True. However, if you have any ability to plan your day, you will not run out of charge. Yep, you have to plan ahead. Same as people who drive a diesel powered vehicle. A little planning helps you go a long way.

Anyway, the fact is that EVs are NOT for everyone. If you need a truck to haul your tools and work supplies around with you, probably no EV in your future.

If you live in Chilliwack and drive to UBC everyday, probably no EV in your future.

On the other hand, if you live in Surrey and drive to Burnaby or Vancouver, you would be well served by trading in your gas powered car and getting and electric vehicle. Not only would you no longer have to pay for gasoline and oil changes, you get to drive in the HOV lane and your tolls are lower!!

The fact is, electric vehicles (EVs) are actually very practical for many more commuters than most people realize.

The All-Electric Zero Motorcycle Test Ride

A good buddy and I, both of us avid motorcyclists, popped into the 2nd Gear Motorcycle shop to test ride the all-electric Zero Motorcycle. Kent Aubichon, Zero Motorcycles Canadian sales manager let us take the bike out for a little ride around the Coquitlam neighbourhood.

Here is a little video I shot of my impressions and observations about the Zero Motorcycle.

Final parting shots, the bike as equipped sells for approximately $11,000. It has a top speed of something like 140 km/h and has a city riding range of around 180 km.

As I said in the video, I need more acceleration power to get me into the saddle of one of these machines.

The New Nissan Leaf Hits BC; Day 3 NaBloPoMo

A good buddy of mine received his new Nissan Leaf, the first all-electric production vehicle a couple of days ago. I asked him to write a quick blurb about what his first day of owning an electric vehicle was like. Here is what he had to say…

Today we picked up our new Nissan LEAF SL at Downtown Nissan.  It is the fourth all-electric vehicle sold in BC. It took us about one hour to go through all the features (this is a very tech-laden vehicle) with the sales manager…this was their first retail LEAF delivery for them.

Left the dealer and noticed that my vehicle was only 50% charged –  not a good start. Phoned the Fairmont Waterfront to see if I could plug-in while visiting downtown for 1.5 hours – they refused unless I was staying there or having lunch there! I parked at EASY PARK and plugged in without hassle. 

I was stopped on Seymour Street when a bus driver opened his door and asked me if I liked my electric vehicle – a passenger asked how much it was. Biggest difference on day one – The total quietness when driving.

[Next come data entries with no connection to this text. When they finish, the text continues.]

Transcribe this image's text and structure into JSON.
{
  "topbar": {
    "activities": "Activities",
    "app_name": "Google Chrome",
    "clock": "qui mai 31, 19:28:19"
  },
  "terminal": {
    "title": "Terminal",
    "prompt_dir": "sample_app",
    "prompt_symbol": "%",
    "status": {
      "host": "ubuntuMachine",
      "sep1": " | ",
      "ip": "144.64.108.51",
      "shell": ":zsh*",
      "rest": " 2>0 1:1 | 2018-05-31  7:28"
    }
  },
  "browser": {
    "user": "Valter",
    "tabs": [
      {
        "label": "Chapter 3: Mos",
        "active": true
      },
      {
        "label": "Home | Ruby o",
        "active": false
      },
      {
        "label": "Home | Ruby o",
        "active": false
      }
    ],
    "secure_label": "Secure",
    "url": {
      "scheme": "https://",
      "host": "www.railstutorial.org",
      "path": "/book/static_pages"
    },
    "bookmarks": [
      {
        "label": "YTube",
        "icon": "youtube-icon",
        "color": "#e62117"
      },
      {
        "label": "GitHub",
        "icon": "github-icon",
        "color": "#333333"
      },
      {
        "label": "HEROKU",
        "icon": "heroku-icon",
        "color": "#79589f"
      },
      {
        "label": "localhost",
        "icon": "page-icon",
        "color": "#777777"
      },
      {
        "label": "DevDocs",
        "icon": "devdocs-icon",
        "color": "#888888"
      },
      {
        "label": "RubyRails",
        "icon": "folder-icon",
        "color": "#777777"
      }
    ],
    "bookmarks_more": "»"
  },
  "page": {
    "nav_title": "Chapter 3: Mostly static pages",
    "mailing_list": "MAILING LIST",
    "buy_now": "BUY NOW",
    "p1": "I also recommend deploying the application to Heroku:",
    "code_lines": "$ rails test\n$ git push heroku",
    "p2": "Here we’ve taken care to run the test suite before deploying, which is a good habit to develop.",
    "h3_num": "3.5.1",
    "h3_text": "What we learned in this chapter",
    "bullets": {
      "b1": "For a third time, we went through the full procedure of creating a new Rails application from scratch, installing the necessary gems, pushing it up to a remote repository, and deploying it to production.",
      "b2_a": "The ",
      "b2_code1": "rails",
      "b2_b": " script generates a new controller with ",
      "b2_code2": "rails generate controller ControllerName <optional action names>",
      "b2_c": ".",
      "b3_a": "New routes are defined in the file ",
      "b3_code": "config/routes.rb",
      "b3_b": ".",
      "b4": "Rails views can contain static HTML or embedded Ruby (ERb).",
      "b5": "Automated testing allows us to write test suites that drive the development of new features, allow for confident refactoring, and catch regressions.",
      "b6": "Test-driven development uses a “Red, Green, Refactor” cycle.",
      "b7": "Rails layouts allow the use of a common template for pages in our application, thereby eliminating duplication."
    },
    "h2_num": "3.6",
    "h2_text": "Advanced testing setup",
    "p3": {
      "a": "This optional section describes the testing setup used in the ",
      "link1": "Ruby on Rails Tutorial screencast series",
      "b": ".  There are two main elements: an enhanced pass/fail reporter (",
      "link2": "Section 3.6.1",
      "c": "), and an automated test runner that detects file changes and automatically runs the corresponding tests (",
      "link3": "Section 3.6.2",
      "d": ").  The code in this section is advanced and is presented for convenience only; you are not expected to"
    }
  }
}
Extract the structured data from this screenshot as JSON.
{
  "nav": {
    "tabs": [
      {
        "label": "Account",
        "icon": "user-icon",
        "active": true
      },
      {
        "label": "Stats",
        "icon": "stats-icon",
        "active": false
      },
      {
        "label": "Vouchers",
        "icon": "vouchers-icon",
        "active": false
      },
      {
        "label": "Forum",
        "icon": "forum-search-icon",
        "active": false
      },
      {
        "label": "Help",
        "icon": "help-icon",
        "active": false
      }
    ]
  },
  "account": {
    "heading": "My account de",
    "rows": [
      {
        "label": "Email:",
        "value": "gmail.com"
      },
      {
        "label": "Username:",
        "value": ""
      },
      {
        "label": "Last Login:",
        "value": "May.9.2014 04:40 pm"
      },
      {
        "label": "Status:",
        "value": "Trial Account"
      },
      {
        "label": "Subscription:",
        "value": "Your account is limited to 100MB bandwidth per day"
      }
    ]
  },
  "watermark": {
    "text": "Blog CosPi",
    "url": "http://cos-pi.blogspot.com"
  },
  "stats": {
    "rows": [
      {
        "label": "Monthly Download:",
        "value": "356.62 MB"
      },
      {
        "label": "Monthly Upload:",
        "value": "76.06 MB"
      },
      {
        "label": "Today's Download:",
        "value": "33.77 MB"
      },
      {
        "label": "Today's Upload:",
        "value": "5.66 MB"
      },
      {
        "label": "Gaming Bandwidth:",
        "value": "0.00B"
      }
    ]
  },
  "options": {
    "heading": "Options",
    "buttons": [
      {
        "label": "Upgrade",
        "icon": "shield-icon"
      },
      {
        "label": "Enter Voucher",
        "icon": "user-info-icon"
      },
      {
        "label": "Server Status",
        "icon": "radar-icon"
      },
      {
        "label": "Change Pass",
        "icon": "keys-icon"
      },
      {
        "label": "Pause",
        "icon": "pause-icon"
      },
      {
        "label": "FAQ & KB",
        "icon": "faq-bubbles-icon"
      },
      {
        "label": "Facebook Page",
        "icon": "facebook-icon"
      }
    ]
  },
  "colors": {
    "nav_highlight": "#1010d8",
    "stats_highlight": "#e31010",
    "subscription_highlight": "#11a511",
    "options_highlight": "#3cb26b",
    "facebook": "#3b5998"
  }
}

Range anxiety is frequently a phrase that oil-lobbyists use, but with 160km/charge it is a perfect run-around-town-car that combined with limited mechanical tune ups will ensure lower running costs.